But these are the things that will ensure you stay dry and warm during your climb, so it is best not to skimp on clothing.
When you are hiking Mount Rainier, help might not be able to reach you in time, so you need to be prepared to self-rescue.
Be sure to bring at least the following when climbing Mount Rainier and know how to use them:
- Ice axe
- Ice screws
- Climbing rope
- Belay device
- Route marking wands
- Map and compass
Each of these items will ensure that you have the tools necessary to safely and successfully climb Mount Rainier. Again, it is super important that you learn how to use each of these tools and that you practice using them before you attempt to climb Mount Rainier.
Unless you plan on bringing along a personal chef to cook for you (most don’t due to extra weight), you’ll want to bring along a cooking system!
The most important things you’ll need to bring for cooking your meals are:
- A stove
- Stove fuel
- A titanium mug
- A long handle spoon
Each of these items will help you cook your meals every day that you are on Mount Rainier.
Be sure to bring along a stove that will work in extreme conditions.
MSR is a reputable company that sells stoves designed to be used at a high altitude.
The titanium mug is important to bring as it will act as a pot to boil water in for meals as well as a cup for drinking.
Long handled spoons will help you get every last bite of the food you bring along with you while not getting your hands messy.
Hiking Mount Rainier for the very first time can seem like an overwhelming task.
But with these steps in mind, you’ll be able to start making meaningful progress towards accomplishing your goal of hiking the tallest peak in Washington state.
- Prepare by buying your permits
- Get in shape with consistently over a long period of time.

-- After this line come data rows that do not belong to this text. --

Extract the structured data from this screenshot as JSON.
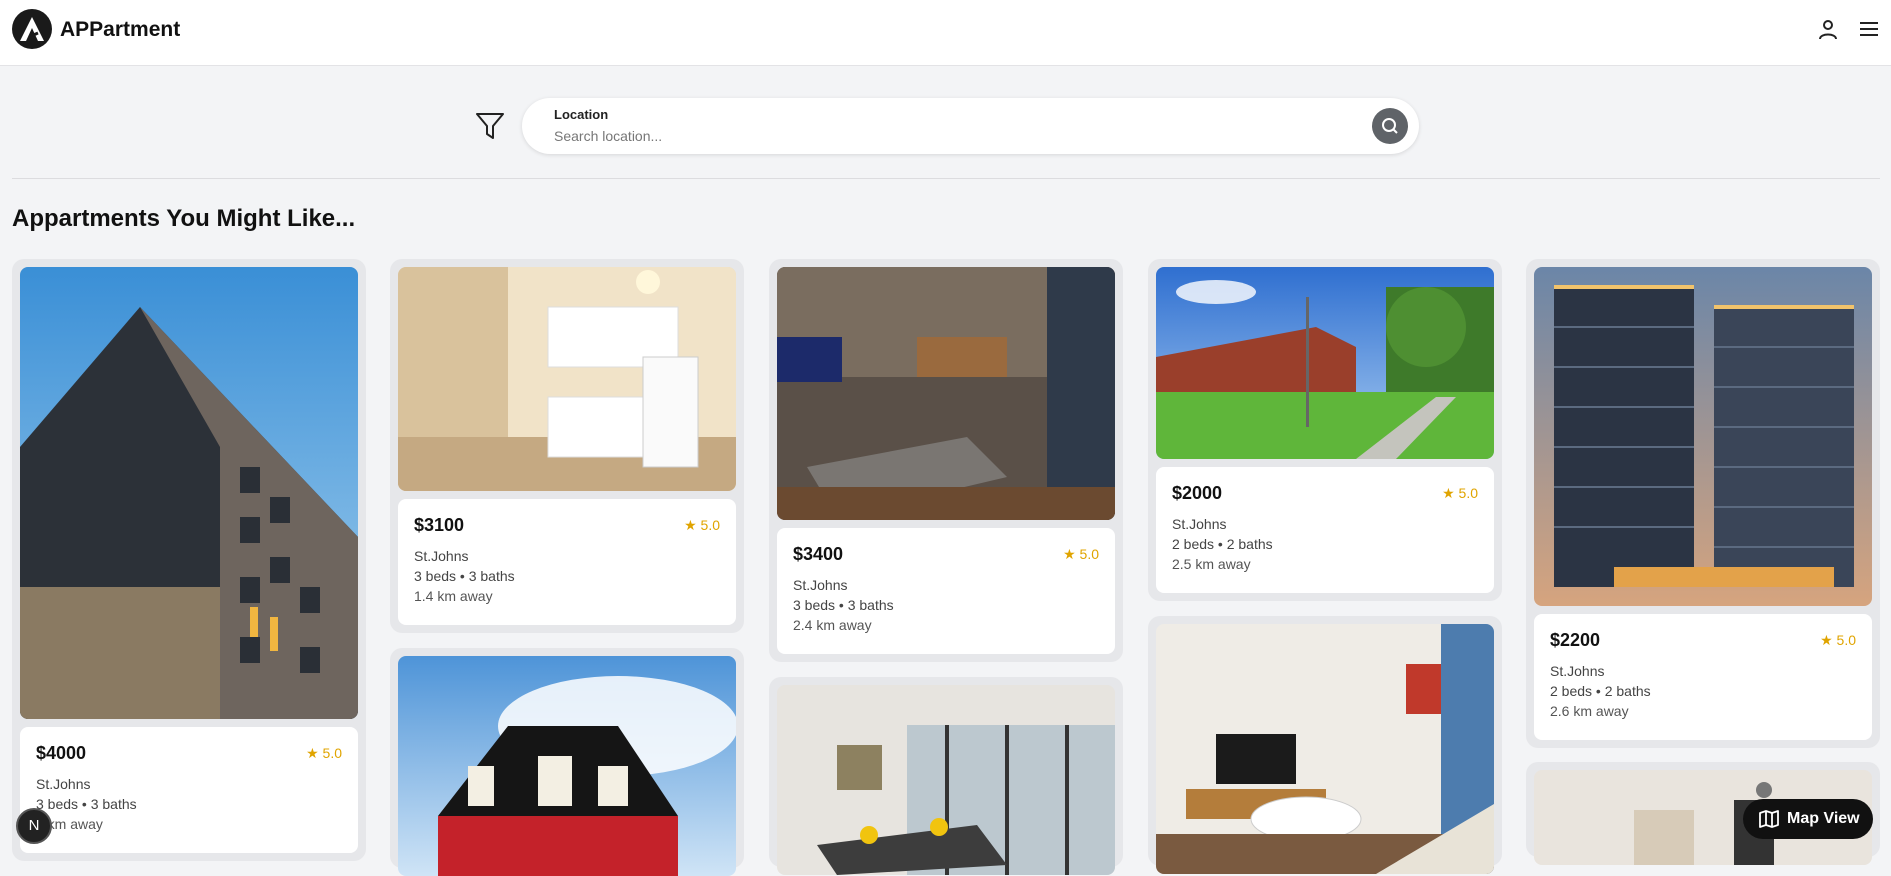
{
  "header": {
    "brand": "APPartment",
    "icons": [
      "user-icon",
      "menu-icon"
    ]
  },
  "search": {
    "label": "Location",
    "placeholder": "Search location...",
    "value": ""
  },
  "section_title": "Appartments You Might Like...",
  "listings": [
    {
      "price": "$4000",
      "rating": "★ 5.0",
      "location": "St.Johns",
      "beds": "3 beds • 3 baths",
      "distance": "0 km away"
    },
    {
      "price": "$3100",
      "rating": "★ 5.0",
      "location": "St.Johns",
      "beds": "3 beds • 3 baths",
      "distance": "1.4 km away"
    },
    {
      "price": "$3400",
      "rating": "★ 5.0",
      "location": "St.Johns",
      "beds": "3 beds • 3 baths",
      "distance": "2.4 km away"
    },
    {
      "price": "$2000",
      "rating": "★ 5.0",
      "location": "St.Johns",
      "beds": "2 beds • 2 baths",
      "distance": "2.5 km away"
    },
    {
      "price": "$2200",
      "rating": "★ 5.0",
      "location": "St.Johns",
      "beds": "2 beds • 2 baths",
      "distance": "2.6 km away"
    }
  ],
  "floating": {
    "avatar_letter": "N",
    "map_label": "Map View"
  },
  "colors": {
    "accent": "#111111",
    "rating": "#e0a400",
    "card_bg": "#e6e7ea",
    "page_bg": "#f3f4f6"
  }
}
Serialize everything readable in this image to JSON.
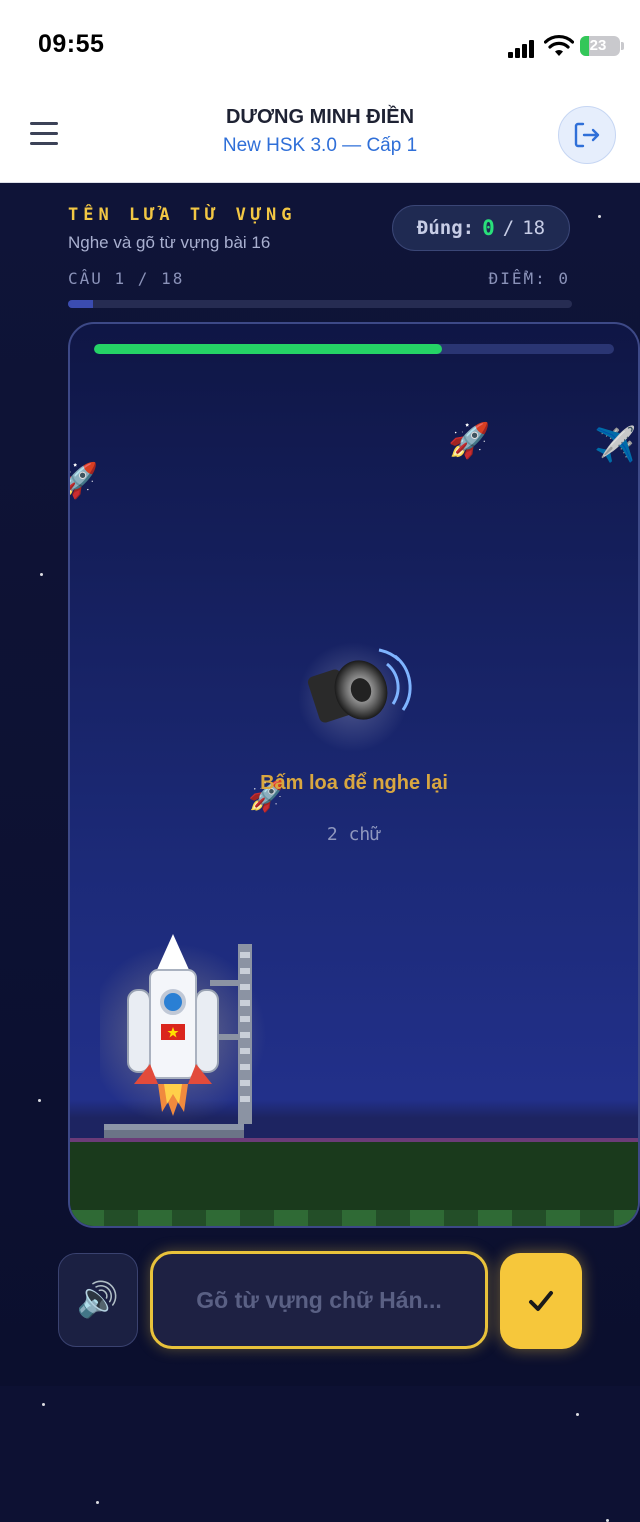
{
  "status_bar": {
    "time": "09:55",
    "battery": "23",
    "battery_level": 0.23
  },
  "header": {
    "user_name": "DƯƠNG MINH ĐIỀN",
    "course": "New HSK 3.0 — Cấp 1",
    "menu_icon": "hamburger-menu-icon",
    "logout_icon": "logout-icon"
  },
  "game": {
    "title": "TÊN LỬA TỪ VỰNG",
    "subtitle": "Nghe và gõ từ vựng bài 16",
    "score": {
      "label": "Đúng:",
      "correct": "0",
      "separator": "/",
      "total": "18"
    },
    "question_counter": "CÂU 1 / 18",
    "points": "ĐIỂM: 0",
    "question_progress": 0.05,
    "timer_level": 0.67,
    "speaker_icon": "speaker-icon",
    "hint": "Bấm loa để nghe lại",
    "char_count": "2 chữ"
  },
  "input": {
    "placeholder": "Gõ từ vựng chữ Hán...",
    "value": "",
    "sound_icon": "speaker-icon",
    "submit_icon": "checkmark-icon"
  },
  "colors": {
    "accent": "#f2c744",
    "correct": "#29e07a",
    "link": "#2f6fd8",
    "timer": "#25d366",
    "submit": "#f6c73b",
    "background": "#0d1133"
  }
}
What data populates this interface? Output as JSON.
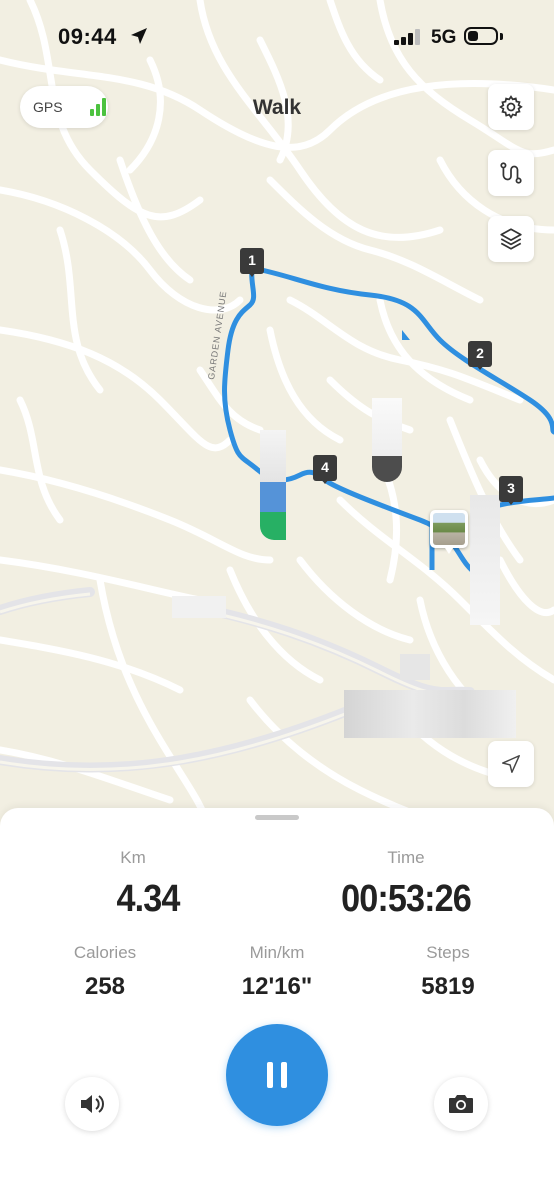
{
  "status_bar": {
    "time": "09:44",
    "network": "5G"
  },
  "header": {
    "title": "Walk",
    "gps_label": "GPS"
  },
  "map": {
    "street_label": "GARDEN AVENUE",
    "route_color": "#2f8fe0",
    "markers": [
      "1",
      "2",
      "3",
      "4"
    ],
    "buttons": [
      "gear-icon",
      "route-icon",
      "layers-icon",
      "navigation-arrow-icon"
    ]
  },
  "stats": {
    "distance": {
      "label": "Km",
      "value": "4.34"
    },
    "duration": {
      "label": "Time",
      "value": "00:53:26"
    },
    "calories": {
      "label": "Calories",
      "value": "258"
    },
    "pace": {
      "label": "Min/km",
      "value": "12'16\""
    },
    "steps": {
      "label": "Steps",
      "value": "5819"
    }
  },
  "controls": {
    "accent_color": "#2f8fe0",
    "icons": [
      "speaker-icon",
      "pause-icon",
      "camera-icon"
    ]
  }
}
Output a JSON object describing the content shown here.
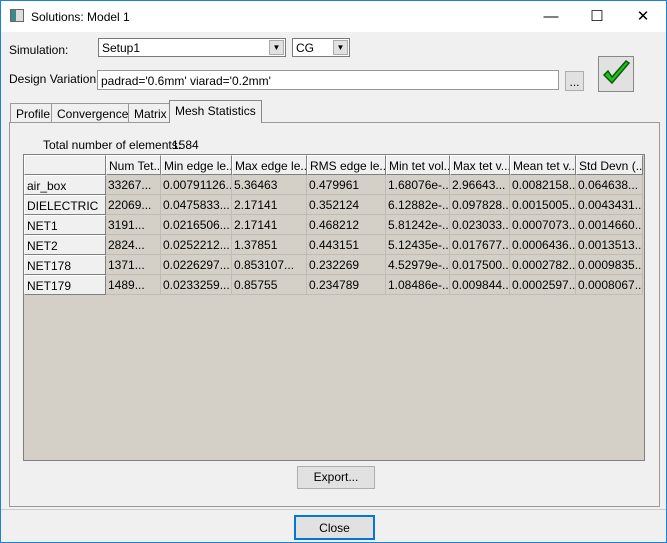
{
  "window": {
    "title": "Solutions:  Model 1",
    "minimize": "—",
    "maximize": "☐",
    "close": "✕"
  },
  "simulation": {
    "label": "Simulation:",
    "value": "Setup1",
    "solver": "CG"
  },
  "design_variation": {
    "label": "Design Variation:",
    "value": "padrad='0.6mm' viarad='0.2mm'",
    "browse": "..."
  },
  "tabs": [
    {
      "label": "Profile"
    },
    {
      "label": "Convergence"
    },
    {
      "label": "Matrix"
    },
    {
      "label": "Mesh Statistics",
      "active": true
    }
  ],
  "mesh": {
    "total_label": "Total number of elements:",
    "total_value": "1584",
    "columns": [
      "",
      "Num Tet...",
      "Min edge le...",
      "Max edge le...",
      "RMS edge le...",
      "Min tet vol...",
      "Max tet v...",
      "Mean tet v...",
      "Std Devn (..."
    ],
    "rows": [
      [
        "air_box",
        "33267...",
        "0.00791126...",
        "5.36463",
        "0.479961",
        "1.68076e-...",
        "2.96643...",
        "0.0082158...",
        "0.064638..."
      ],
      [
        "DIELECTRIC",
        "22069...",
        "0.0475833...",
        "2.17141",
        "0.352124",
        "6.12882e-...",
        "0.097828...",
        "0.0015005...",
        "0.0043431..."
      ],
      [
        "NET1",
        "3191...",
        "0.0216506...",
        "2.17141",
        "0.468212",
        "5.81242e-...",
        "0.023033...",
        "0.0007073...",
        "0.0014660..."
      ],
      [
        "NET2",
        "2824...",
        "0.0252212...",
        "1.37851",
        "0.443151",
        "5.12435e-...",
        "0.017677...",
        "0.0006436...",
        "0.0013513..."
      ],
      [
        "NET178",
        "1371...",
        "0.0226297...",
        "0.853107...",
        "0.232269",
        "4.52979e-...",
        "0.017500...",
        "0.0002782...",
        "0.0009835..."
      ],
      [
        "NET179",
        "1489...",
        "0.0233259...",
        "0.85755",
        "0.234789",
        "1.08486e-...",
        "0.009844...",
        "0.0002597...",
        "0.0008067..."
      ]
    ]
  },
  "export_label": "Export...",
  "close_label": "Close",
  "colors": {
    "accent": "#1883d7",
    "check": "#22c022",
    "grid_bg": "#d4d0c8"
  }
}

- Gather the right gear to safely summit the mountain.
If you’re inexperienced at mountaineering, be sure to bring along a partner that is experienced or higher a guide company to climb with.
This will ensure that you successfully make it to the top, but also back down!